"I'm scared of you guys," Schneider claimed after the race was over. Langstaff, on the other hand, thinks about the day and concludes "it's still all fun." The riding is still new to her and as a veteran distance runner she enjoys every aspect of the sport.

Best Condition was awarded to Lacota Mare, a ten year old Arabian standing 14H1 ridden by Kat Swigart and Linea Hearst. "One always hopes." Kat said of the BC judging. "She's very fit and I had a ton of horse left over." Just the same, it was a very impressive result. The amount of time each horse finishes behind the winning team counts against their BC score. In the case of Lacota Mare, she was nearly an hour behind the first team, and yet she finished in best winning condition.

For complete race results, a schedule of upcoming events, and advice on how you can get started in the sport of Ride & Tie, please visit the website at or call the Ride and Tie Association at 650-949-2321.

About the author:

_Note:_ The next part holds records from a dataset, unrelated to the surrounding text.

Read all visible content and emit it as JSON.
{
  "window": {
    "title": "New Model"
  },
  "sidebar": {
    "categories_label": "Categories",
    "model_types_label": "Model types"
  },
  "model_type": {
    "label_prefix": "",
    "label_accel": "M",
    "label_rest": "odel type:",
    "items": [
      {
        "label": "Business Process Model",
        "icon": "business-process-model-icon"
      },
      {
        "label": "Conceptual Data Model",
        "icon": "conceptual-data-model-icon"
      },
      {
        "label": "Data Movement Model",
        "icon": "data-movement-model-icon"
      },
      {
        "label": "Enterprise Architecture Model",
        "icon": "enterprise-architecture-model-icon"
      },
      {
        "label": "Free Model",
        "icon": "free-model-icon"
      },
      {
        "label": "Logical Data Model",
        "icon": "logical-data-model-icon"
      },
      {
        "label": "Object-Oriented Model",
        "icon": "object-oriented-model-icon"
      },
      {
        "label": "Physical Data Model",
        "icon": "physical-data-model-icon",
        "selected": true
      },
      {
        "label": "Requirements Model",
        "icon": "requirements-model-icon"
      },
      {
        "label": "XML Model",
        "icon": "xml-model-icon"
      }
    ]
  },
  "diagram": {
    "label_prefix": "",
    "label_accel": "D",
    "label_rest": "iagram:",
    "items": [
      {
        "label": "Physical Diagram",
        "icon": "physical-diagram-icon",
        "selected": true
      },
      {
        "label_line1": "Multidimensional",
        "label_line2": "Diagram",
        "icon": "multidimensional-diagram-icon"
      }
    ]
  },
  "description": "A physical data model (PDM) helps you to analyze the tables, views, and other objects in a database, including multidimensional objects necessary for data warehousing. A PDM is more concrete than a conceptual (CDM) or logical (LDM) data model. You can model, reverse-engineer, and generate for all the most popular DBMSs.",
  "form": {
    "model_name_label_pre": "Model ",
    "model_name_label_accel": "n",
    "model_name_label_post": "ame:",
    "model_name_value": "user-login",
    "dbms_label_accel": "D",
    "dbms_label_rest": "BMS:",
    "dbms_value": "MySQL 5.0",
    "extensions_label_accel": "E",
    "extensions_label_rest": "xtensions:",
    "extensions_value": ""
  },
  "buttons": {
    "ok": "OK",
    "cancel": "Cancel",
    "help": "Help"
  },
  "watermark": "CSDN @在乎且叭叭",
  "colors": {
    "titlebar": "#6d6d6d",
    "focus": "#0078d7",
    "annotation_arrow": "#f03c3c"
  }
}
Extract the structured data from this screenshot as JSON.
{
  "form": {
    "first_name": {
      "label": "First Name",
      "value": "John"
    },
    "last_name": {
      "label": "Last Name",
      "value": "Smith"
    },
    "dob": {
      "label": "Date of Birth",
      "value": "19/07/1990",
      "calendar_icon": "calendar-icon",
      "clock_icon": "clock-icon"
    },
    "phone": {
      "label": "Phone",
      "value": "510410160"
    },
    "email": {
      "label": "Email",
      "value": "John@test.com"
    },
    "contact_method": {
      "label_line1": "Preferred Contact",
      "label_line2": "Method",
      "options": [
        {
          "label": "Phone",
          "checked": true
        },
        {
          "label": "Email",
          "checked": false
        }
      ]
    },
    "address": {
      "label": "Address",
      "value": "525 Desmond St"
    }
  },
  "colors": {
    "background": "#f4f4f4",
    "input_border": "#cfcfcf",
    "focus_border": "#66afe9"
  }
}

Carol Ruprecht has been competing in Ride & Tie for three years. She started competing in order to avoid crewing for her parents who have been racing since the late seventies. Both mother and father have completed 20+ World Championships. Carol's husband, sister, brother-in-law and nephew all compete in the sport as well, so getting Carol to lace up her own shoes and jump off and on horses on either side while running trail was probably inevitable.